“SportsCenter” reporter Sage Steele has issued an apology after she made some controversial statements about Barack Obama and the COVID-19 vaccine. During a recent appearance on Jay Cutler’s podcast, the anchor questioned the former president’s Blackness and shared her thoughts about his decision to identify as African American on the United States census.

“I’m like, ‘Well, congratulations to the president. That’s his thing,’” she said. “I think that’s fascinating considering his Black dad was nowhere to be found, but his white mom and grandma raised him, but hey, you do you. I’m going to do me.”

When revealing that she got vaccinated after Disney’s COVID-19 mandate, Steele said that “is it sick and it’s scary” to see the corporate world require their employees to take the shot.

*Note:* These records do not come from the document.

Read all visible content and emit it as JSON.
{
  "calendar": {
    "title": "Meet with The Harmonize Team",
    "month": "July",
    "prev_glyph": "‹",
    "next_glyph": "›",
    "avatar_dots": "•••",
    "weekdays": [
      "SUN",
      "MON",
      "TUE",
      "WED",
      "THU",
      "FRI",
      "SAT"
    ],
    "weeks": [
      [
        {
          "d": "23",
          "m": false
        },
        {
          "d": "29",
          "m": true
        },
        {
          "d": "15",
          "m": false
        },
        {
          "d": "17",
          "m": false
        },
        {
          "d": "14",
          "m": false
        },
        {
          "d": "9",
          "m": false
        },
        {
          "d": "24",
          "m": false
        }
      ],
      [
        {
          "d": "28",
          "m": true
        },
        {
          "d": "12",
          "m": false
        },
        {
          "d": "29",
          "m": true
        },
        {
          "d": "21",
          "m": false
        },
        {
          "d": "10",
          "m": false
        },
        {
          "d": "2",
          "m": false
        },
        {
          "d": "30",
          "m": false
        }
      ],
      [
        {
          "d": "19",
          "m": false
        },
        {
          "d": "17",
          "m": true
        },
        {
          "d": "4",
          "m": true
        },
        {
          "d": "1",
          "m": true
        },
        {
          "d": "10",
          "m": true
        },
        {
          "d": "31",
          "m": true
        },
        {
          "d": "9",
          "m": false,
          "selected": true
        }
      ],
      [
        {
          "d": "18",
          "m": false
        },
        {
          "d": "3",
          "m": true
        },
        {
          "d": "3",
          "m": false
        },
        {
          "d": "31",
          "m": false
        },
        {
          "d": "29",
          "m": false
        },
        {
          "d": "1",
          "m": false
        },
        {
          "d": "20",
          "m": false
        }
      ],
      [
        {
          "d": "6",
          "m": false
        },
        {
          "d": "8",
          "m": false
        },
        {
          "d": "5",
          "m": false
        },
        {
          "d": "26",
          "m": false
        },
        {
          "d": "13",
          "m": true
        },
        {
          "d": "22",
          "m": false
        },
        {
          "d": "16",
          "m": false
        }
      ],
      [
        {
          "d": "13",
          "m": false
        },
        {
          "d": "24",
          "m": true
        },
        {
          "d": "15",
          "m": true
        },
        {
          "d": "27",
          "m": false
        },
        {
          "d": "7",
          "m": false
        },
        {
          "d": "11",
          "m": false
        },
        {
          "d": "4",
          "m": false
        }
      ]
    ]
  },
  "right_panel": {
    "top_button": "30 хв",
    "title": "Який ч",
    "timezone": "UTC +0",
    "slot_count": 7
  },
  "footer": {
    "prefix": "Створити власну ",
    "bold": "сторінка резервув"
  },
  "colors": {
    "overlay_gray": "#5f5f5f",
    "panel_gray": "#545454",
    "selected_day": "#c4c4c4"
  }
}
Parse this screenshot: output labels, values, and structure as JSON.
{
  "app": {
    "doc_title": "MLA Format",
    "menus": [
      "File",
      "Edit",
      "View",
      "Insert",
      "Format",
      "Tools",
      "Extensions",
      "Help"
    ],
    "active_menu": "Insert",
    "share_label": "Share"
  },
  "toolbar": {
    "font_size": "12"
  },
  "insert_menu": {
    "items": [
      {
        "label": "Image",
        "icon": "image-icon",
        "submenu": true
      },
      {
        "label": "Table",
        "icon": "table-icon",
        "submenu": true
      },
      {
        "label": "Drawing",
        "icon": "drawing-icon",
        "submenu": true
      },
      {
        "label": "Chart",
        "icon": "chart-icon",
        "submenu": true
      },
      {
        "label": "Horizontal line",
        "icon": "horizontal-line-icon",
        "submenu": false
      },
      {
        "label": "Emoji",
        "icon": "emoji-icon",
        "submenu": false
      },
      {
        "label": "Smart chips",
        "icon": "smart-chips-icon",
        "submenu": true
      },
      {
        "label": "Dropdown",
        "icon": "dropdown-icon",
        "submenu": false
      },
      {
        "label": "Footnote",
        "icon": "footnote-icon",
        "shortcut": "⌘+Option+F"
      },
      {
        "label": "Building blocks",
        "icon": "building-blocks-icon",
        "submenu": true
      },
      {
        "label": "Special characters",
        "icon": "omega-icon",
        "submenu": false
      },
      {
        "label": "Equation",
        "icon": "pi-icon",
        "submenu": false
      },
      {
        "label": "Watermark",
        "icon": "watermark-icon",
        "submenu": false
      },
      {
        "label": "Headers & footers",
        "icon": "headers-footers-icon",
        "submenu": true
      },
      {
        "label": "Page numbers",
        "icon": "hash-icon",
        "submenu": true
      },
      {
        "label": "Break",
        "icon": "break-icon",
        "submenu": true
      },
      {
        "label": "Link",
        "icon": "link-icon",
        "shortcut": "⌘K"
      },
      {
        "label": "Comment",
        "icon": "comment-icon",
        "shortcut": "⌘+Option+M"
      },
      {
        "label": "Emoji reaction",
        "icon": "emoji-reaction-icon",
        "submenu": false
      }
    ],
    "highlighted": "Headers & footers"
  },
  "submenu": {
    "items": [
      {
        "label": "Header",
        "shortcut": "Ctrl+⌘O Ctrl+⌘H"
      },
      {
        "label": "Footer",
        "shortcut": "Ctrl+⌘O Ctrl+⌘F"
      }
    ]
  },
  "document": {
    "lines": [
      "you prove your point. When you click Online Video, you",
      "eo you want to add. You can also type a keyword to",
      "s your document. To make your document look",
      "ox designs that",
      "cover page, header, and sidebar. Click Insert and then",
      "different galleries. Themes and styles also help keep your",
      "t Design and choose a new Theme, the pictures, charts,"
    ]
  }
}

“I respect everyone’s decision. I really do,” she told Cutler. “But to mandate it is sick and it’s scary to me in many ways. But I have a job, a job that I love and frankly, a job that I need.”

The reporter also expressed her belief that some young women journalists in the male-dominated sports industry dress in a way that lead to them being sexually harassed. “When you dress like that, I’m not saying you deserve the gross comments, but you know what you’re doing when you’re putting that outfit on, too,” she said.

The comments from Steele immediately drew criticism, prompting ESPN to release a statement on the matter.

“At ESPN, we embrace different points of view,” the statement read. “That said, we expect that those points of view be expressed respectfully, in a manner consistent with our values, and in line with our internal policies. We are having direct conversations with Sage and those conversations will remain private.”

Steele has since apologized for her controversial thoughts. “I know my recent comments created controversy for the company, and I apologize,” the “SportsCenter” anchor said Tuesday (Oct. 5). ”We are in the midst of an extremely challenging time that impacts all of us, and it’s more critical than ever that we communicate constructively and thoughtfully.”

See a clip from Steele’s conversation with Cutler below.